This inclusive approach doesn’t simply end after the new employee joins the team; their daily workplace experience must be similarly supportive, collaborative, and free from the burden of Unconscious Bias. Dr. Renee Navarro defines Unconscious Bias as, “Social stereotypes about certain groups of people that individuals form outside their own conscious awareness. Everyone holds unconscious beliefs about various social and identity groups, and these biases stem from one’s tendency to organize social worlds by categorizing.” Although racial discrimination is the most common Unconscious Bias, prejudice based on gender, physical ability, religion, sexual orientation, age, weight, and more still exist within society. Our individual experiences and learned behaviors shape the Unconscious Bias lens through which we view the world, and these subconscious beliefs influence the way we approach our interactions with others — especially at work.
Unconscious Bias Training is the best way to resolve issues of prejudice in the workplace and encourage a communal effort towards inclusivity.
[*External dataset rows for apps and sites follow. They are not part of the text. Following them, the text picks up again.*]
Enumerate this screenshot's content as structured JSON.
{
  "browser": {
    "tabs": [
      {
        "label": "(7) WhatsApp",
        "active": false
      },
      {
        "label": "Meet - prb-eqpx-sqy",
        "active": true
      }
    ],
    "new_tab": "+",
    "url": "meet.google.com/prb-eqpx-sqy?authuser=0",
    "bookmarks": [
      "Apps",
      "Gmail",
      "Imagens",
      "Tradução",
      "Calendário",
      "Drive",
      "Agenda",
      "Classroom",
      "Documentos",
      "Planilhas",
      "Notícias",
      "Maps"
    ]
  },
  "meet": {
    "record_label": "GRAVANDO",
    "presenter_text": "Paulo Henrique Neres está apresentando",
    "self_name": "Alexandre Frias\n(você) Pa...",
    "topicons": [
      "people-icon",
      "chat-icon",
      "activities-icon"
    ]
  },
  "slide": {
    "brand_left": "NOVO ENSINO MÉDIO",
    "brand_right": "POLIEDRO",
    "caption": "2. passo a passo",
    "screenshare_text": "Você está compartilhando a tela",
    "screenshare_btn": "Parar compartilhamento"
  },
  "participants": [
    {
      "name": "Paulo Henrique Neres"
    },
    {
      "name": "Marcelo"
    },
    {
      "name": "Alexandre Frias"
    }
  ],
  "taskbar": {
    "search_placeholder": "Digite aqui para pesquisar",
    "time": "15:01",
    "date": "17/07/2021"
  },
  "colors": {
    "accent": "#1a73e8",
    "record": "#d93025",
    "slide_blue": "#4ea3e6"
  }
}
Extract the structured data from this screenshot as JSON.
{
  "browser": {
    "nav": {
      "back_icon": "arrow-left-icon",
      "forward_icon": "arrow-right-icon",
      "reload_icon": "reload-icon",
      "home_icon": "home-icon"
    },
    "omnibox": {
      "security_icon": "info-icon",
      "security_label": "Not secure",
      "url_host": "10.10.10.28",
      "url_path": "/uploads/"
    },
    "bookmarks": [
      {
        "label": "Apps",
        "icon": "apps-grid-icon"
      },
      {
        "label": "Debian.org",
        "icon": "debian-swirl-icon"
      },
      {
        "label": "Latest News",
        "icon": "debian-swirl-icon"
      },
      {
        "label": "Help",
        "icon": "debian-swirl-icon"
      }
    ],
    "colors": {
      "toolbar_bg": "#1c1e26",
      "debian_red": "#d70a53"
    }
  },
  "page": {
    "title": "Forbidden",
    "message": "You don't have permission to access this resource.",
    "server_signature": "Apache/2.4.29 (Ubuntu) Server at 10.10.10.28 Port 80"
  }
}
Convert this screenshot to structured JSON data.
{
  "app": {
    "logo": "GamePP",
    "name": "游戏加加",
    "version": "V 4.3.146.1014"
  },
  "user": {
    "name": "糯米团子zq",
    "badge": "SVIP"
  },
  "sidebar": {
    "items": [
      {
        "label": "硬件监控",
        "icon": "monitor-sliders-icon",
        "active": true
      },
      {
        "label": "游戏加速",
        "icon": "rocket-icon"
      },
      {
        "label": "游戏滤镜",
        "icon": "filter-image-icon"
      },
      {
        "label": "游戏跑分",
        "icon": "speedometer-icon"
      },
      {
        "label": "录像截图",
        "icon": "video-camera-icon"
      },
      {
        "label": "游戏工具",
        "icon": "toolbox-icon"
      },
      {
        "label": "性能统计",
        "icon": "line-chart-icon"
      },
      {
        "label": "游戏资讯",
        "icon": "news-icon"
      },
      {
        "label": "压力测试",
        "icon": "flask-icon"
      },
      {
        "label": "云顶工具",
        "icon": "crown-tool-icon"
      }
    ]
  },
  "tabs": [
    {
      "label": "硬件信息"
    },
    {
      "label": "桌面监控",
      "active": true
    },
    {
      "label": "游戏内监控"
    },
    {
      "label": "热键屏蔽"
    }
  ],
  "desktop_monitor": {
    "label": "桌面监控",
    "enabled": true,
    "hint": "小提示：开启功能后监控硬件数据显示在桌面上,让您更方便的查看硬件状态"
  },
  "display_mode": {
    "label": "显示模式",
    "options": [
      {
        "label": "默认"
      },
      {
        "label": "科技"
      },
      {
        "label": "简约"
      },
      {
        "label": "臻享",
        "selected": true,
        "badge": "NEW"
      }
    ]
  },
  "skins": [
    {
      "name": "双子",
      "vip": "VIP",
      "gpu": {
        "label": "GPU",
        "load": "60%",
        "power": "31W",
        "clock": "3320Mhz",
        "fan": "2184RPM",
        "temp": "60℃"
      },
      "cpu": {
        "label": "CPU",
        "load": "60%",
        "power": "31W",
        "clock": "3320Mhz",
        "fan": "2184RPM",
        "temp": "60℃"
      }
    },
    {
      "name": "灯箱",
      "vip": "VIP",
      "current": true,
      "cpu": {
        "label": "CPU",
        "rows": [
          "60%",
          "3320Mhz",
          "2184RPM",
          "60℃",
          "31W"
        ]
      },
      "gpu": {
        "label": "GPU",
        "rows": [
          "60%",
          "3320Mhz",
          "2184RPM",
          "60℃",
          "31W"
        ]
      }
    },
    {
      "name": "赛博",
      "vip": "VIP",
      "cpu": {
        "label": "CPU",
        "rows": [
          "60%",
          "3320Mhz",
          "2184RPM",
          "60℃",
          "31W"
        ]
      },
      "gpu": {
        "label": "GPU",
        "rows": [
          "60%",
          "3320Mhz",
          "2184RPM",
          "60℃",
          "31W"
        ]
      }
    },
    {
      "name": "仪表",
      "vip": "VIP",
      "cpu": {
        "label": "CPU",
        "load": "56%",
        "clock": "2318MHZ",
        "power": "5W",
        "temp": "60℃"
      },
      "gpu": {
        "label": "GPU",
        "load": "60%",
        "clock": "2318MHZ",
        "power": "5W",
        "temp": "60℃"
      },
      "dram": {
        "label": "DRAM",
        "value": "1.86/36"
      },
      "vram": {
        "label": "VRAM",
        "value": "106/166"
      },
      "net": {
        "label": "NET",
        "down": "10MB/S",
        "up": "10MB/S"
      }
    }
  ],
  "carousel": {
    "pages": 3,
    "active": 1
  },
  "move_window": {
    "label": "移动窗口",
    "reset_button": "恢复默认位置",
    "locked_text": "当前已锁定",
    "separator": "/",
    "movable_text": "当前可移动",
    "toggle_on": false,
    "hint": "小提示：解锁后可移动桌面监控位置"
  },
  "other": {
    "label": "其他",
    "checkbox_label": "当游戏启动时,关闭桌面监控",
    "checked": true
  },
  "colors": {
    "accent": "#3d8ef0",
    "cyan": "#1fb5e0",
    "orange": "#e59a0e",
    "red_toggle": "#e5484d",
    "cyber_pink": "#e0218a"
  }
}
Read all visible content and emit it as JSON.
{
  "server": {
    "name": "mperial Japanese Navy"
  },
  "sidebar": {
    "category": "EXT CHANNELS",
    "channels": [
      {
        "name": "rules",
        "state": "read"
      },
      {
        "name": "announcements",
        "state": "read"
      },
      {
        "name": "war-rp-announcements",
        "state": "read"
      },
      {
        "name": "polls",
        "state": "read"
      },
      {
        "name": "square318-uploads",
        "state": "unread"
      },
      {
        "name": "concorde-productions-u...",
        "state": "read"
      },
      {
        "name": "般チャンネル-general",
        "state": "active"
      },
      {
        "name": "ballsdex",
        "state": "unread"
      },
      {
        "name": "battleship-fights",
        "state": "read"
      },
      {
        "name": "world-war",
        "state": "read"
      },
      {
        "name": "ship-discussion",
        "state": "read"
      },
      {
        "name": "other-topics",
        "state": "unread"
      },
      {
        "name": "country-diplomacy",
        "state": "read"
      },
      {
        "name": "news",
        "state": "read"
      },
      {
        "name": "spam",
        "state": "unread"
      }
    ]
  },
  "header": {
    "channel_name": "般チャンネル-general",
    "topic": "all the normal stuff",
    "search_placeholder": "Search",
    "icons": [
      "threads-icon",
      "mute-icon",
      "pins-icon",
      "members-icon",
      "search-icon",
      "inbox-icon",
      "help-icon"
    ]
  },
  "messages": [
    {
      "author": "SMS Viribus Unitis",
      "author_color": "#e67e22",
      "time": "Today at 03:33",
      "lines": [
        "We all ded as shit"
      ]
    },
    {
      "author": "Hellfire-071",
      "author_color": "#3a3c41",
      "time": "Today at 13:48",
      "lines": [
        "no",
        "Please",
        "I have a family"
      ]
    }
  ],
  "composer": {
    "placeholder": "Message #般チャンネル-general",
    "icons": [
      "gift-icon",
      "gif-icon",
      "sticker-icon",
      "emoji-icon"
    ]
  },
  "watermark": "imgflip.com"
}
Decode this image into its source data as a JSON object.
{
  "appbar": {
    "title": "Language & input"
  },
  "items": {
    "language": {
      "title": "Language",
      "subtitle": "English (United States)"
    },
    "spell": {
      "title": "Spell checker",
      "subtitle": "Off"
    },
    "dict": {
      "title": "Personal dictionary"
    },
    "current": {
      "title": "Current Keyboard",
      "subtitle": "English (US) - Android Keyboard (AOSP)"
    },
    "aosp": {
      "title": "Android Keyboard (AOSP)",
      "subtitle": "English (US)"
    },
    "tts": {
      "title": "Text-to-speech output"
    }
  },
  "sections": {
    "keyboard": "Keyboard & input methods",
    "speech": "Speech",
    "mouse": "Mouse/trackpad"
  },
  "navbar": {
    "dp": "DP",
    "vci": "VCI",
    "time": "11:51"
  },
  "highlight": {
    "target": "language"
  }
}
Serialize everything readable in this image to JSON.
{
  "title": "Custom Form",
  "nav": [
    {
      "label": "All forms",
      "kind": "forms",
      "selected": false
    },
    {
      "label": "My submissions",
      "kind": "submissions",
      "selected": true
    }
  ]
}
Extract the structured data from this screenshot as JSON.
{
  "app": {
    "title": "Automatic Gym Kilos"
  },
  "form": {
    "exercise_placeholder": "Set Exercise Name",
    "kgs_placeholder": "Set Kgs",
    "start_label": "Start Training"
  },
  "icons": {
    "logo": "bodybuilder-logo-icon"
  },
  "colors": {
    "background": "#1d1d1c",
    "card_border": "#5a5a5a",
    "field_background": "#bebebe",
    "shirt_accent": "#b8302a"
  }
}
It starts with exposing and breaking down the ingrained biases that we all carry, and providing tools to recognize and eliminate this behavior in the moment. An effective Unconscious Bias training course will also address the microaggressions and hostility that might be preventing your employees from fully embracing diversity initiatives.
Training seminars are an excellent way to get people thinking about diversity, but in order to have enduring value and practical application, diversity and inclusion should be a cornerstone of your company’s policies. Employee “tool kits” and handbooks provide a reliable resource to reinforce company policies regarding best practices, correct language and tips for eliminating biases. Accommodating policies, like family leave and telecommuting opportunities for working mothers and caregivers, have also been shown to improve employee satisfaction and productivity. In fact, a recent LinkedIn study found that businesses who support the needs of all employee demographic groups equally enjoy both higher employee engagement and long-term retention.
- Lead by Example
In order to influence change on an institutional level, senior leaders across the insurance industry must get on board with diversity initiatives. When senior leadership declares that accountability around diverse hiring and inclusive workplaces is a top personal priority, the trickle-down effect is felt throughout the organization. This is particularly true for middle management, which has historically been a roadblock for the advancement of underrepresented groups.
It’s time to change the public perception that the insurance industry is averse to change. As Dame Beale said, “The insurance sector often gets criticized for not being innovative enough and progressive enough. I strongly believe if we get this right, and we get these diverse teams working for us, we can make sure that we are being innovative and we have a strong, strong future for insurance.” As diversity and inclusion initiatives are embraced by insurance professionals around the world, workplaces will become a more enjoyable, productive, and collaborative experience — for all of us.